> **What is needed**:
Give the number of lines below with "form" in them, leaving out anything else.

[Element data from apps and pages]
================

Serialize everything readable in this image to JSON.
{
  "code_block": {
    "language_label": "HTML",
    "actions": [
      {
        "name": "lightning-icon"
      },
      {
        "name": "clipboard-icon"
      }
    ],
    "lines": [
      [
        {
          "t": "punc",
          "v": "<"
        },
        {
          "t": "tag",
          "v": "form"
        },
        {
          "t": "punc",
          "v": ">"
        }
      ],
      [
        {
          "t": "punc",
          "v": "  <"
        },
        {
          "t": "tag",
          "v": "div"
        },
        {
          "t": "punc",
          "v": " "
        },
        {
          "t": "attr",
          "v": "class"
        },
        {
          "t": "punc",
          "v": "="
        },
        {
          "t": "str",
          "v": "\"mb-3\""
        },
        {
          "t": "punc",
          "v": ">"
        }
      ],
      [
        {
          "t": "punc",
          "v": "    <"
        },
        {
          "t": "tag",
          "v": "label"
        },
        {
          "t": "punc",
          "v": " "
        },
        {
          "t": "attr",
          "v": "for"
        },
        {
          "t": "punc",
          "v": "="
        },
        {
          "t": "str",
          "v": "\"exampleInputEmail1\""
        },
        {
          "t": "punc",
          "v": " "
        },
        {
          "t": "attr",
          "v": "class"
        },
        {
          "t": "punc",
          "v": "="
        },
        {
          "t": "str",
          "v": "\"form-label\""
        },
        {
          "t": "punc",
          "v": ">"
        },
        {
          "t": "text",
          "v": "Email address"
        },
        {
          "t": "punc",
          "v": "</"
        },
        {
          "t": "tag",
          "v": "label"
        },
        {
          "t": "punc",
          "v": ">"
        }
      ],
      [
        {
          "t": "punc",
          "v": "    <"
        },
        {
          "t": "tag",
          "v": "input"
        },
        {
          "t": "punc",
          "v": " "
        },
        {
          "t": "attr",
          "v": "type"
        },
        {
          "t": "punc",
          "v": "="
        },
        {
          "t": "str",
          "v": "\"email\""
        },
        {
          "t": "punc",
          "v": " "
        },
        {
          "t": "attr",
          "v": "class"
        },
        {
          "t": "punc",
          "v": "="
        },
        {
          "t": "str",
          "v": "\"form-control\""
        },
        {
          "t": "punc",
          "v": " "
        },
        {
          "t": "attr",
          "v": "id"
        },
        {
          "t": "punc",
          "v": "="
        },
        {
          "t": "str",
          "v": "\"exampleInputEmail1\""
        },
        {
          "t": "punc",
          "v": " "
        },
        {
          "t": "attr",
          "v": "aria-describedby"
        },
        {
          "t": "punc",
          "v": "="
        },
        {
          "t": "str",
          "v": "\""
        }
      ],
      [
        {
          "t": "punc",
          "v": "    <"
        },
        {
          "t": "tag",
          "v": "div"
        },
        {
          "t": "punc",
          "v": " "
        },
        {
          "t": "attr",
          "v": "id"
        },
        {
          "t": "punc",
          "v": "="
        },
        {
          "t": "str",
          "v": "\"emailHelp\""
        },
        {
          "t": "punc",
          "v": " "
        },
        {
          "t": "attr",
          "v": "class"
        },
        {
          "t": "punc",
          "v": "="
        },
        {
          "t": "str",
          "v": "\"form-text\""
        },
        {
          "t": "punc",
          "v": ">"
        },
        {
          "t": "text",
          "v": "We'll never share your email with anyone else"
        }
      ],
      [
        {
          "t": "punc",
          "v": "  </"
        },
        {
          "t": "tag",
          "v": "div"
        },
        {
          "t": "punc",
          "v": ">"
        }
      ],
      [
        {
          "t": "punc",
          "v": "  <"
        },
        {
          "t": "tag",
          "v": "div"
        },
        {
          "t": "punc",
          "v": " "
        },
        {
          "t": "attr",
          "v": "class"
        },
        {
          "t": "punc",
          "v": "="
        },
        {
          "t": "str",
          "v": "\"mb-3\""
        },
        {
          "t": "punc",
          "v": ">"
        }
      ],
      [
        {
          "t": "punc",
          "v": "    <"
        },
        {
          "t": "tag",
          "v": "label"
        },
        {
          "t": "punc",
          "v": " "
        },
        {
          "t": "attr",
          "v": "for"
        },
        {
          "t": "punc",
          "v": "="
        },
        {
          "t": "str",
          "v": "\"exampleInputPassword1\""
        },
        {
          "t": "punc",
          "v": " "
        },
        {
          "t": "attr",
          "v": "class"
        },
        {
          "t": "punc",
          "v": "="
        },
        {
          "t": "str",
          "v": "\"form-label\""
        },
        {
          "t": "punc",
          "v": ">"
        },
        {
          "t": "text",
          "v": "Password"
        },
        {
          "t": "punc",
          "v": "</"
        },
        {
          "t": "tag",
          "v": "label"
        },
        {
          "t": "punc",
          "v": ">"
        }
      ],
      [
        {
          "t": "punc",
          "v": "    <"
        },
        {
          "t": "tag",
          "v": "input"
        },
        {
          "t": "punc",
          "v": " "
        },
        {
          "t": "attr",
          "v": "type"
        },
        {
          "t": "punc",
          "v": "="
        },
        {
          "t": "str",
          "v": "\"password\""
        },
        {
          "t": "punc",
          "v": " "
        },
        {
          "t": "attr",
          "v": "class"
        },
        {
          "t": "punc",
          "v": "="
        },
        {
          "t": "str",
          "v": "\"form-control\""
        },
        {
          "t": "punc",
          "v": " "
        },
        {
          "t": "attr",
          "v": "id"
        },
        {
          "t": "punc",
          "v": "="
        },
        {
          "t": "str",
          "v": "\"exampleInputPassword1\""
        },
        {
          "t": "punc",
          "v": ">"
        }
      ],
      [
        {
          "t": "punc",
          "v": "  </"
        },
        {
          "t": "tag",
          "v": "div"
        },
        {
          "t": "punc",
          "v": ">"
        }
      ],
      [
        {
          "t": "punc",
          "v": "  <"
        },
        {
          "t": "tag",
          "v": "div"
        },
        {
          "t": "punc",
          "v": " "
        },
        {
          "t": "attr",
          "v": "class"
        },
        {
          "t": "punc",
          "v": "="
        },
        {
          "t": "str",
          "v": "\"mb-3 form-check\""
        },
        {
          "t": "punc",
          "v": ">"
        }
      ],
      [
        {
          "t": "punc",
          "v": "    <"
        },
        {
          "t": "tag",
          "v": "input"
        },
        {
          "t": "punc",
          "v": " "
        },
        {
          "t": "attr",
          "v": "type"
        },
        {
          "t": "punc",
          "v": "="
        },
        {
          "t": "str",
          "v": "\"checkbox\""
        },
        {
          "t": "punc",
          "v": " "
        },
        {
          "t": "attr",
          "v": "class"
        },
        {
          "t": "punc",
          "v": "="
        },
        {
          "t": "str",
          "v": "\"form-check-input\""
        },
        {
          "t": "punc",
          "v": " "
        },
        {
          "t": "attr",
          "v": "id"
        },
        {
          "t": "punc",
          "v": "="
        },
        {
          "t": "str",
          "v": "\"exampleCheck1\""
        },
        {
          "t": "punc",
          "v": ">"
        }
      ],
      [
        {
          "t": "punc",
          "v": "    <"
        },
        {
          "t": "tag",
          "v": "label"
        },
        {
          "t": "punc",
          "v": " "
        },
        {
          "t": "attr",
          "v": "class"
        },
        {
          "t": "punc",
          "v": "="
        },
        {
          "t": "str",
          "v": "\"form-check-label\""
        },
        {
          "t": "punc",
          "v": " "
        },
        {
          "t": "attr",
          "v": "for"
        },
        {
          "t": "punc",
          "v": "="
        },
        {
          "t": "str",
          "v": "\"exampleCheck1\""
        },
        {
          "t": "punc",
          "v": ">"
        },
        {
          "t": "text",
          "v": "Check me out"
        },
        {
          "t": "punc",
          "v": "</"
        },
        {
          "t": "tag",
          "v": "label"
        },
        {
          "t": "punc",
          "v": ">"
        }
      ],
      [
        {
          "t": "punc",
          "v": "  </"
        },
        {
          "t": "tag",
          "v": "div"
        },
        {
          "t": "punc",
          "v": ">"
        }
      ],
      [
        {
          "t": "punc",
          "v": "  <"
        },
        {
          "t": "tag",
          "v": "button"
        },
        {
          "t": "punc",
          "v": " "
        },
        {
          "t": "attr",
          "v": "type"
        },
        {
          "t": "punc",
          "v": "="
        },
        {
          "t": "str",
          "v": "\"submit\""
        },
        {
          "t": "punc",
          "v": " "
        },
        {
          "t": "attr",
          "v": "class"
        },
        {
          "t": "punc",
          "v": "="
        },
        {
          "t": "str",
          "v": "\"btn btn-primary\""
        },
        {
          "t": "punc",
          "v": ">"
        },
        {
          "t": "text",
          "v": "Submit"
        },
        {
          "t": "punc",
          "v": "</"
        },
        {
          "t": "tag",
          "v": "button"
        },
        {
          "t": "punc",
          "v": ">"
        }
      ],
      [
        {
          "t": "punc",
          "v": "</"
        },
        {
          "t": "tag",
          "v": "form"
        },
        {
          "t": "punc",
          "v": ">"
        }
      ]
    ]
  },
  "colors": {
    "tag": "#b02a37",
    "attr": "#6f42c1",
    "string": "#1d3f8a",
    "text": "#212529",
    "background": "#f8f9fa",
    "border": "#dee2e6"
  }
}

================

> **Expected answer**:
10